» **AIM OF THE TASK**
Every line containing "JSON" should be identified and copied from the data below.

··· MATERIAL SHOWN ···

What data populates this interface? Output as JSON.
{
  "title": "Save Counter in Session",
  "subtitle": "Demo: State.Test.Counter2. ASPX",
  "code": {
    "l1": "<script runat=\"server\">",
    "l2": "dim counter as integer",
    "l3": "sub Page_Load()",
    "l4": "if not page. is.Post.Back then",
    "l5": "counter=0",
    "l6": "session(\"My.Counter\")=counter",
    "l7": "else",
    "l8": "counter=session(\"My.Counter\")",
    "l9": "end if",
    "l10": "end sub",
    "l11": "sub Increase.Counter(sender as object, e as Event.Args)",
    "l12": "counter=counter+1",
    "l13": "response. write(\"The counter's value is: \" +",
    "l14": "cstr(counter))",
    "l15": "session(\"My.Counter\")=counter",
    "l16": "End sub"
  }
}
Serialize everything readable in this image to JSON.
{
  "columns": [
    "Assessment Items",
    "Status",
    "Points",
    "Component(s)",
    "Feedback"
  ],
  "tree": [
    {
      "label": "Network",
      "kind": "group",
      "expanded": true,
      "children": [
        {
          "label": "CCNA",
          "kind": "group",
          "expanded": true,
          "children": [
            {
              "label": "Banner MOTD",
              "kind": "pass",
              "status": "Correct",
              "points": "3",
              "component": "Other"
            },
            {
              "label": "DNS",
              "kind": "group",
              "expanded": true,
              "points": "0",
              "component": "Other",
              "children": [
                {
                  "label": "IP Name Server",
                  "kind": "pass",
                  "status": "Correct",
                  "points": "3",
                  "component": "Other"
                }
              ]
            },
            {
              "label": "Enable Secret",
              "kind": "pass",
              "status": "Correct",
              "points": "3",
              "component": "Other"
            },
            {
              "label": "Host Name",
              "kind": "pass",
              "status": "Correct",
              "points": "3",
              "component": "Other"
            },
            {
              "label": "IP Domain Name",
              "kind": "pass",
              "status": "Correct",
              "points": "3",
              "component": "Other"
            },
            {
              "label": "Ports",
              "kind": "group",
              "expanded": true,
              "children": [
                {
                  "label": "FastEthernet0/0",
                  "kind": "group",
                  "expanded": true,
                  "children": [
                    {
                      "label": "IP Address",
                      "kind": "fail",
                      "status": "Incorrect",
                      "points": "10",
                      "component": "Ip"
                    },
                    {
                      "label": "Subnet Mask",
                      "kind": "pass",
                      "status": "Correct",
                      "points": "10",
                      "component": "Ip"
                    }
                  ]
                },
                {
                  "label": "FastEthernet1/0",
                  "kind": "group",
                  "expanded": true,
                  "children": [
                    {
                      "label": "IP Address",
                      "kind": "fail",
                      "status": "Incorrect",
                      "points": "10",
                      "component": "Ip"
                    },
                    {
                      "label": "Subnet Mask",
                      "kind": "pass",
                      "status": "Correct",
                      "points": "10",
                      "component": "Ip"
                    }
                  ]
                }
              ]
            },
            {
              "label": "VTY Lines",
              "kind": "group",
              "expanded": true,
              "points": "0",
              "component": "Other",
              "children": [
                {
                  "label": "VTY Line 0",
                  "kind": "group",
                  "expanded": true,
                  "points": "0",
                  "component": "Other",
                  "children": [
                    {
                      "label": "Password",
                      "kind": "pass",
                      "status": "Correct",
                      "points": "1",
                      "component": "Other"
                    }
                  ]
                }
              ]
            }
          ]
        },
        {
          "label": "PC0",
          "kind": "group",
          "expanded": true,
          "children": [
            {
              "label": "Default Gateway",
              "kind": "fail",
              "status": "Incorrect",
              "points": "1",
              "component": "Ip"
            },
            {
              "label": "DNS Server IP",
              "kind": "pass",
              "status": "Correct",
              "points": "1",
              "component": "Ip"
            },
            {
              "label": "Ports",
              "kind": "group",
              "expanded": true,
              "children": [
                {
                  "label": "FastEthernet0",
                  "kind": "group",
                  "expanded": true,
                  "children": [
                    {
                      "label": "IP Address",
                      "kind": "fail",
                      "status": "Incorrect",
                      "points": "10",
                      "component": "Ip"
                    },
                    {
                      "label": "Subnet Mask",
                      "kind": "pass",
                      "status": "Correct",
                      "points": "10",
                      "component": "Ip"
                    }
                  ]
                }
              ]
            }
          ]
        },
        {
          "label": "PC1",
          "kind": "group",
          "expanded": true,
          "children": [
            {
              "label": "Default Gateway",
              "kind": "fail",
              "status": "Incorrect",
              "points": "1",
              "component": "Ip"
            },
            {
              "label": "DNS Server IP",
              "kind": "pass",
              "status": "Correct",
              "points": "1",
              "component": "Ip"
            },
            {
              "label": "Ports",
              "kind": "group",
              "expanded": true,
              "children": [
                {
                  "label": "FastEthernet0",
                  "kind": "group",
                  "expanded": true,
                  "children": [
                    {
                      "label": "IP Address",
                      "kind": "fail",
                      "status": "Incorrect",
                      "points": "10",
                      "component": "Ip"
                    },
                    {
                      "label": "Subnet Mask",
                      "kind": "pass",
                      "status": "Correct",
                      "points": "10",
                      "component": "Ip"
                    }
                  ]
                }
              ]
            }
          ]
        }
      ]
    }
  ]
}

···

» **RESPONSE TO THIS TASK**
What data populates this interface? Output as JSON.
Serialize everything readable in this image to JSON.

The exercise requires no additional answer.